July 11, 2013
(StatePoint) Learning about saving energy and the environment will do more than just help kids save money as adults -- it can help them develop math and science skills, and foster a sense of responsibility.
From which appliance to buy to save the most energy, to what temperature to set the thermostat, we are faced with choices that can impact us individually and have global ramifications.
Experts say that it’s vital to provide the next generation with real world learning opportunities about how their individual and collective choices affect their lives and the whole planet.
“Environmental education is an excellent and practical way to teach critical thinking and problem solving,” says Kathy McGlauflin, Director of Project Learning Tree (PLT), an environmental education program. “It helps young people apply science and math skills in meaningful ways, and introduces them to careers in the growing green jobs industry.” More importantly, she said, giving kids the knowledge they need to protect the environment will have a positive impact on the world for decades to come.
McGlauflin says that a good place to start is to get kids to consider energy use. Encourage kids to investigate how much energy their family and school uses, the main sources of that energy and ways to implement energy-saving strategies. Set a goal and get kids to calculate the savings from one month’s utility bill to the next, or over a period of time.
Here are some ideas to get started:
• Work together to switch old lighting with newer energy efficient bulbs. Ask kids to do a little arithmetic to determine how much longer your new fluorescent or CFL bulbs will last. Take advantage of natural lighting whenever possible.

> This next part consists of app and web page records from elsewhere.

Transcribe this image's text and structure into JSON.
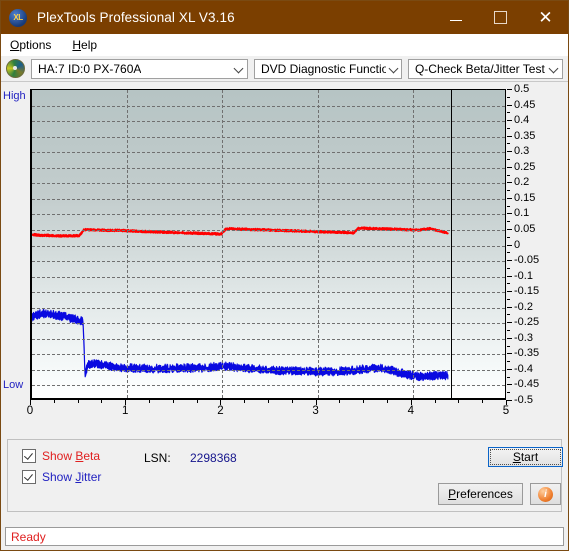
{
  "window": {
    "title": "PlexTools Professional XL V3.16",
    "logo_text": "XL",
    "minimize_label": "–",
    "maximize_label": "",
    "close_label": "✕"
  },
  "menu": {
    "items": [
      {
        "label": "Options",
        "accel": "O"
      },
      {
        "label": "Help",
        "accel": "H"
      }
    ]
  },
  "toolbar": {
    "drive_combo": {
      "value": "HA:7 ID:0  PX-760A",
      "icon": "disc-icon"
    },
    "function_combo": {
      "value": "DVD Diagnostic Functions"
    },
    "test_combo": {
      "value": "Q-Check Beta/Jitter Test"
    }
  },
  "chart_axis": {
    "high_label": "High",
    "low_label": "Low",
    "y_ticks": [
      "0.5",
      "0.45",
      "0.4",
      "0.35",
      "0.3",
      "0.25",
      "0.2",
      "0.15",
      "0.1",
      "0.05",
      "0",
      "-0.05",
      "-0.1",
      "-0.15",
      "-0.2",
      "-0.25",
      "-0.3",
      "-0.35",
      "-0.4",
      "-0.45",
      "-0.5"
    ],
    "x_ticks": [
      "0",
      "1",
      "2",
      "3",
      "4",
      "5"
    ]
  },
  "chart_data": {
    "type": "line",
    "title": "Q-Check Beta/Jitter Test",
    "xlabel": "",
    "ylabel": "",
    "xlim": [
      0,
      5
    ],
    "ylim": [
      -0.5,
      0.5
    ],
    "grid": true,
    "legend_position": "bottom-left",
    "cursor_x": 4.4,
    "series": [
      {
        "name": "Show Beta",
        "color": "#ff0000",
        "x": [
          0.0,
          0.1,
          0.2,
          0.3,
          0.4,
          0.5,
          0.55,
          0.6,
          0.7,
          0.8,
          0.9,
          1.0,
          1.1,
          1.2,
          1.3,
          1.4,
          1.5,
          1.6,
          1.7,
          1.8,
          1.9,
          2.0,
          2.05,
          2.1,
          2.2,
          2.3,
          2.4,
          2.5,
          2.6,
          2.7,
          2.8,
          2.9,
          3.0,
          3.1,
          3.2,
          3.3,
          3.4,
          3.45,
          3.5,
          3.6,
          3.7,
          3.8,
          3.9,
          4.0,
          4.1,
          4.2,
          4.3,
          4.4
        ],
        "y": [
          0.03,
          0.028,
          0.027,
          0.026,
          0.026,
          0.027,
          0.046,
          0.046,
          0.045,
          0.044,
          0.044,
          0.043,
          0.041,
          0.04,
          0.039,
          0.038,
          0.037,
          0.036,
          0.035,
          0.034,
          0.033,
          0.032,
          0.049,
          0.049,
          0.048,
          0.047,
          0.046,
          0.045,
          0.044,
          0.043,
          0.042,
          0.041,
          0.04,
          0.039,
          0.038,
          0.037,
          0.036,
          0.051,
          0.051,
          0.05,
          0.049,
          0.048,
          0.047,
          0.046,
          0.045,
          0.05,
          0.043,
          0.034
        ]
      },
      {
        "name": "Show Jitter",
        "color": "#0a0ae0",
        "x": [
          0.0,
          0.05,
          0.1,
          0.15,
          0.2,
          0.25,
          0.3,
          0.35,
          0.4,
          0.45,
          0.5,
          0.54,
          0.56,
          0.6,
          0.65,
          0.7,
          0.8,
          0.9,
          1.0,
          1.2,
          1.4,
          1.6,
          1.8,
          2.0,
          2.1,
          2.2,
          2.4,
          2.6,
          2.8,
          3.0,
          3.2,
          3.4,
          3.5,
          3.6,
          3.7,
          3.8,
          3.9,
          4.0,
          4.1,
          4.2,
          4.3,
          4.4
        ],
        "y": [
          -0.24,
          -0.232,
          -0.228,
          -0.226,
          -0.228,
          -0.232,
          -0.235,
          -0.238,
          -0.242,
          -0.246,
          -0.25,
          -0.252,
          -0.42,
          -0.392,
          -0.388,
          -0.392,
          -0.398,
          -0.402,
          -0.404,
          -0.406,
          -0.406,
          -0.404,
          -0.404,
          -0.398,
          -0.4,
          -0.404,
          -0.408,
          -0.412,
          -0.414,
          -0.416,
          -0.416,
          -0.412,
          -0.408,
          -0.404,
          -0.406,
          -0.412,
          -0.42,
          -0.428,
          -0.432,
          -0.43,
          -0.428,
          -0.428
        ]
      }
    ]
  },
  "controls": {
    "show_beta": {
      "label": "Show Beta",
      "accel": "B",
      "checked": true,
      "color": "#e02020"
    },
    "show_jitter": {
      "label": "Show Jitter",
      "accel": "J",
      "checked": true,
      "color": "#1f1fc0"
    },
    "lsn_label": "LSN:",
    "lsn_value": "2298368",
    "start_button": "Start",
    "start_accel": "S",
    "preferences_button": "Preferences",
    "preferences_accel": "P",
    "info_button": "i"
  },
  "status": {
    "text": "Ready"
  }
}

• Spend a day in the yard planting trees that provide strategic shade. Doing so can help reduce your energy consumption.
• Dress for the weather, so you can adjust your heating or air conditioning thermostat for reduced energy use.
• Encourage kids to turn off their electronics and get outside.
• Turn off lights and appliances, such as computers when they’re not in use.
• Wash only full loads, and open the door of your dishwasher after the final rinse cycle to allow air drying.
• If possible, walk or bike to school.
• Kids can make changes outside the home too. Get your child’s school to go green by incorporating environmental education activities into school curricula. New programming, such as PLT’s GreenSchools!, provides students, teachers and school staff members with tools, training and resources -- such as an Energy and Society kit, that fosters critical thinking and creates healthier schools.
More tips for helping kids, their homes and their schools go green can be found at www.PLT.org/energy.
Reducing energy use saves natural resources and can lead to significant financial savings. Do your pocketbook and the planet a favor, teach your kids to save energy and be part of the next generation of environmental stewardship.
Photo Credit: Evaluating a school or home's energy use offers a great lesson plan in environmental education.